Task instructions> For every line that contains the string "登录类型", pull that line out of the material below.

Given records>

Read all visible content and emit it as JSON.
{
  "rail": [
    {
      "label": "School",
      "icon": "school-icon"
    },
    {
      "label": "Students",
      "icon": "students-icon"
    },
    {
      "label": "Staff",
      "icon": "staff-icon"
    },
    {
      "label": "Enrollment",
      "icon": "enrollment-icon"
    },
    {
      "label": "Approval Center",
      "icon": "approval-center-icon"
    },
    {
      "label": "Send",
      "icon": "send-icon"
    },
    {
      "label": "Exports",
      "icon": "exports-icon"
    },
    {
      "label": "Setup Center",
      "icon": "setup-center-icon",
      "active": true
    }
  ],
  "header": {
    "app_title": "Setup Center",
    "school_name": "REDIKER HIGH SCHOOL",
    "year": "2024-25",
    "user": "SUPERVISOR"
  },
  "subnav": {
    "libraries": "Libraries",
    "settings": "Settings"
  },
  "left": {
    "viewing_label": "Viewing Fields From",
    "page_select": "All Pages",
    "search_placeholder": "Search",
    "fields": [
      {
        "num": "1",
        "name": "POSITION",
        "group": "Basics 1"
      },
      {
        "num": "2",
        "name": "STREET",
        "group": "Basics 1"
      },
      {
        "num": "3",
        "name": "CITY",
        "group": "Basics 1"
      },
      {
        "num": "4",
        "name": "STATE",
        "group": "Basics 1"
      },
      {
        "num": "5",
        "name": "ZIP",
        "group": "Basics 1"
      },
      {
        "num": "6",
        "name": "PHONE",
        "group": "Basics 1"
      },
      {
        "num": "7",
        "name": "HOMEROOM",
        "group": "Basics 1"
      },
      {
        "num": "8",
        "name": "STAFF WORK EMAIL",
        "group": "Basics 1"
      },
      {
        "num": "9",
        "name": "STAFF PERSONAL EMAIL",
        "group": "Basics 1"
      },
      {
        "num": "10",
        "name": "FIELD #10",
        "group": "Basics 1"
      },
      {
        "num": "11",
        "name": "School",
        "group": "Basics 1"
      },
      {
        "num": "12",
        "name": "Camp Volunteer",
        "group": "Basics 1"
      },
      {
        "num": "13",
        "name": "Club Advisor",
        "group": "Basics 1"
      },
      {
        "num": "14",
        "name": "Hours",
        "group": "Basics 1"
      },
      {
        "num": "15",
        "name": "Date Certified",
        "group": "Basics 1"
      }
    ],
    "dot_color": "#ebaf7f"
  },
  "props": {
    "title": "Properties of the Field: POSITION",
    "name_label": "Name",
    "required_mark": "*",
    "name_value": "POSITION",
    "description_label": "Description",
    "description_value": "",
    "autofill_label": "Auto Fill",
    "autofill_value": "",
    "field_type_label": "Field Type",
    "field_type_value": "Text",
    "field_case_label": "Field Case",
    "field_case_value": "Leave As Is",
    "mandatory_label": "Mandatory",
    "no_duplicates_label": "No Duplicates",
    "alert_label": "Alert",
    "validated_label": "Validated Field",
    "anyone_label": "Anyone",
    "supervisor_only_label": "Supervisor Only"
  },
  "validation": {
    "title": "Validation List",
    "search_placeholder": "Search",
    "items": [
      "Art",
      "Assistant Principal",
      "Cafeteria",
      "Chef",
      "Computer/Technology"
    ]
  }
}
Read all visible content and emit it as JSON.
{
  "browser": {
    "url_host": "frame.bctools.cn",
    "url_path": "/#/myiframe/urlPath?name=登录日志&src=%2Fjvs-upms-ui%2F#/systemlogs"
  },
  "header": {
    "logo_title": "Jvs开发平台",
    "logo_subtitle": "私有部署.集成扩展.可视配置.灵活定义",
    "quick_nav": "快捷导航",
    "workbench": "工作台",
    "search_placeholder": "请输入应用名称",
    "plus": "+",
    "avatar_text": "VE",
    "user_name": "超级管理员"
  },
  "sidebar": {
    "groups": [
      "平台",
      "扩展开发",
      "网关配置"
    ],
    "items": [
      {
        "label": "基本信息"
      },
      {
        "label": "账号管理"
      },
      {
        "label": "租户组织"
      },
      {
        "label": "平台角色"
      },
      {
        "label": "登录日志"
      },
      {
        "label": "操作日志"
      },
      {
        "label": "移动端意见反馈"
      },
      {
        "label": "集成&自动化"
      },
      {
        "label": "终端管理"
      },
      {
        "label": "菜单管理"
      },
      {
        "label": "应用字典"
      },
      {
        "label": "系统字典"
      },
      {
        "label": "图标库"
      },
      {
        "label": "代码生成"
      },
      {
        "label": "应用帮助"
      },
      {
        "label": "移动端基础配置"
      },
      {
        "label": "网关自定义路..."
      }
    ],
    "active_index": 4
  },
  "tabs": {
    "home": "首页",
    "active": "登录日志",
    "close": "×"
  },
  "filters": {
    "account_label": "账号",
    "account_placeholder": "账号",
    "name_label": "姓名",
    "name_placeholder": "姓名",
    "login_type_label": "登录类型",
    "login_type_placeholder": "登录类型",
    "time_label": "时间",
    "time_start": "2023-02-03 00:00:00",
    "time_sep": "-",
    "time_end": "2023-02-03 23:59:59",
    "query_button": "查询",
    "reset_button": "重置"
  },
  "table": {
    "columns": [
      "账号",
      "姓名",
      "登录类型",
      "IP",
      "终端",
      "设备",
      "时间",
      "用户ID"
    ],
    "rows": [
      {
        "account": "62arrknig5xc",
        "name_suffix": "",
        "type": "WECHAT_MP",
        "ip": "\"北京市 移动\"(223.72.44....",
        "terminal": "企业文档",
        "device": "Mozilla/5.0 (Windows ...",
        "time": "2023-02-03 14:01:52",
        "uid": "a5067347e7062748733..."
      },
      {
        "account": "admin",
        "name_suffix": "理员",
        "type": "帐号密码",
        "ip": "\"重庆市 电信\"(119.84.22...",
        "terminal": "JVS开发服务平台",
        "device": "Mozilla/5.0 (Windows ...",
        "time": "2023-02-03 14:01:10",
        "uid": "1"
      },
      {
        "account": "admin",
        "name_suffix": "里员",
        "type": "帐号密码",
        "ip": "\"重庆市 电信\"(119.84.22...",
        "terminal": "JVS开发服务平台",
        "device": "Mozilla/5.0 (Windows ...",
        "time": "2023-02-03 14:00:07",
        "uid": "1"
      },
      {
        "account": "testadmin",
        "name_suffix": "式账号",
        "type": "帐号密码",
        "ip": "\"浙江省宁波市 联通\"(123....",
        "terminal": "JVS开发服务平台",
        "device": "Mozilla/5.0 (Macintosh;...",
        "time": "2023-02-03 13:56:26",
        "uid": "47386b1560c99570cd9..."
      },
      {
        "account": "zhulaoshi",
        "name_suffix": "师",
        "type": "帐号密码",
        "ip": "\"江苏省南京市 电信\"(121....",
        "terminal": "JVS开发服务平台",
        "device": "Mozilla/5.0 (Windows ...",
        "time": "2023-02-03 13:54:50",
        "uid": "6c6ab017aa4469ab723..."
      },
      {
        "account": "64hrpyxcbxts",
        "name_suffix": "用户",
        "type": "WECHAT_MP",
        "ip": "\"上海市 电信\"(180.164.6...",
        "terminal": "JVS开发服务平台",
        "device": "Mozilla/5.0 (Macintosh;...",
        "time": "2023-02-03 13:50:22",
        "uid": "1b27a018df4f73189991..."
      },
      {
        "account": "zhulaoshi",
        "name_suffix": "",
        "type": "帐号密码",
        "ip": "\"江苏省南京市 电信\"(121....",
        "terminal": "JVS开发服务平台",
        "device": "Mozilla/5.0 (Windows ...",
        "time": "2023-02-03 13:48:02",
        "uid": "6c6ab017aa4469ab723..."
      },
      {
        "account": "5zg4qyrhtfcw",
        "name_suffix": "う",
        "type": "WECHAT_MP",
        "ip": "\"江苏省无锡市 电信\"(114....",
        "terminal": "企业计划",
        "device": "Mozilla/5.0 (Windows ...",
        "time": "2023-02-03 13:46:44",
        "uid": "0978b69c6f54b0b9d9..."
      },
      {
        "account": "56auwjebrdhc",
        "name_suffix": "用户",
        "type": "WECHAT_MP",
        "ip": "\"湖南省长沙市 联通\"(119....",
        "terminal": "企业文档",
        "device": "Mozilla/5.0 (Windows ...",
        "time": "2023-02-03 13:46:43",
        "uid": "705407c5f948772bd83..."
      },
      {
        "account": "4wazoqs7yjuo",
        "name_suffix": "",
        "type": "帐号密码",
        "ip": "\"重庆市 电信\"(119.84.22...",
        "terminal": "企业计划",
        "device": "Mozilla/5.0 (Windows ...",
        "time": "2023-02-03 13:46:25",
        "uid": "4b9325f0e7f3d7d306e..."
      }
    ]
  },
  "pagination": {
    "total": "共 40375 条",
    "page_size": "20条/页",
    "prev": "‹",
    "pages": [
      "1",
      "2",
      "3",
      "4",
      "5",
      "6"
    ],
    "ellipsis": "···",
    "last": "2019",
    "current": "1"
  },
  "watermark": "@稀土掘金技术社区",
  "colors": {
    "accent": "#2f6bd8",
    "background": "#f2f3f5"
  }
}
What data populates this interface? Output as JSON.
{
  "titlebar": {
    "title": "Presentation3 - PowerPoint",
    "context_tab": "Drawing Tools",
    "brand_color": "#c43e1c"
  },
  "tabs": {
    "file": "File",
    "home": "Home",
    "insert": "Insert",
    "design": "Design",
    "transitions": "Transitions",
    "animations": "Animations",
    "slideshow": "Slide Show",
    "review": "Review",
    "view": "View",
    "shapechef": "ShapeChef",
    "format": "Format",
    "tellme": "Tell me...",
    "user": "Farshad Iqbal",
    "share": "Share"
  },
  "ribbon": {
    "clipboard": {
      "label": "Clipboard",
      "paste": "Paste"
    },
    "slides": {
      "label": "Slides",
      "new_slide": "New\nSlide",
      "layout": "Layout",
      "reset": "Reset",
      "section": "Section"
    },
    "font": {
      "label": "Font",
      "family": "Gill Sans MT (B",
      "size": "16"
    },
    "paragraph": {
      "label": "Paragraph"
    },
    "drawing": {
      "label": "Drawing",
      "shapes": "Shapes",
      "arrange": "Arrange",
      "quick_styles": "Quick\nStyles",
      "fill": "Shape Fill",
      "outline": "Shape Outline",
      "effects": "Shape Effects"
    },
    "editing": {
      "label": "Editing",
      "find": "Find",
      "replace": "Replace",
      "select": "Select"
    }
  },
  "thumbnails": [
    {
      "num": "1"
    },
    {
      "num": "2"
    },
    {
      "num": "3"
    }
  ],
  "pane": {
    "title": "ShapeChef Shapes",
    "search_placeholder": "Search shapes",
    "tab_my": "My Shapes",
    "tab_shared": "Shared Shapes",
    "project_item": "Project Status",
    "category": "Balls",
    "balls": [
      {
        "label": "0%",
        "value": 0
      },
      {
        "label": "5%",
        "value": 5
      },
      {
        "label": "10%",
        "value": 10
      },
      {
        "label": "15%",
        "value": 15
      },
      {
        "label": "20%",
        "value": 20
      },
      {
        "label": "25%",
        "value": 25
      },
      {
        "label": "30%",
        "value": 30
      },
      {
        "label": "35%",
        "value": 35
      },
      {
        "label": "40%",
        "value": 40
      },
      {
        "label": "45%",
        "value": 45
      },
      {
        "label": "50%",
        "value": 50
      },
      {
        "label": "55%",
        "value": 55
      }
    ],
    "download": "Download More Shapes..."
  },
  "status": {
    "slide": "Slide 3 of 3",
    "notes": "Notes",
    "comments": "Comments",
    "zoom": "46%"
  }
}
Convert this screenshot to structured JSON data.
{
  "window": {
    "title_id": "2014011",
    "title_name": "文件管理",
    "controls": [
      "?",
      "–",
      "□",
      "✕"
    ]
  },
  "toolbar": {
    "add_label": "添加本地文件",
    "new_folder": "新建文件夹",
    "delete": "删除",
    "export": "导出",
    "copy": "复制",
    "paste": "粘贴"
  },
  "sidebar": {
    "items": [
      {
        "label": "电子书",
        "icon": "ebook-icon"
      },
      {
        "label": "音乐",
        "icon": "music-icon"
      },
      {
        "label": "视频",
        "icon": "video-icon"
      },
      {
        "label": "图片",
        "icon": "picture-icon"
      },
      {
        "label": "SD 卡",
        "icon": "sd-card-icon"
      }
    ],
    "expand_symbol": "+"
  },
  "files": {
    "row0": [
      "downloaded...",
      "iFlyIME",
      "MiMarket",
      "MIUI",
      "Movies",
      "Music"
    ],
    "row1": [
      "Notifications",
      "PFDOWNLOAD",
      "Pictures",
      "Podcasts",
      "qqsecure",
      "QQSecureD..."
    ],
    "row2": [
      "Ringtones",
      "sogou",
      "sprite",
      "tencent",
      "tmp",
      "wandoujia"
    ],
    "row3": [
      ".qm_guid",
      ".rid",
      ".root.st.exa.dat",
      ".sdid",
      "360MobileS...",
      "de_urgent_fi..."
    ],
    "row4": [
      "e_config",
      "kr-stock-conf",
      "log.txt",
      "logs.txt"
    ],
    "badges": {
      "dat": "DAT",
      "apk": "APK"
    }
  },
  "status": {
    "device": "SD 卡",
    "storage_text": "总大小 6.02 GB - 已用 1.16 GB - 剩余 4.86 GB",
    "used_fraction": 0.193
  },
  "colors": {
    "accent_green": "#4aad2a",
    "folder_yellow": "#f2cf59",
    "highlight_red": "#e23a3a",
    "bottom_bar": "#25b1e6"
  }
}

Final answer>
    "login_type_label": "登录类型",
    "login_type_placeholder": "登录类型",
      "登录类型",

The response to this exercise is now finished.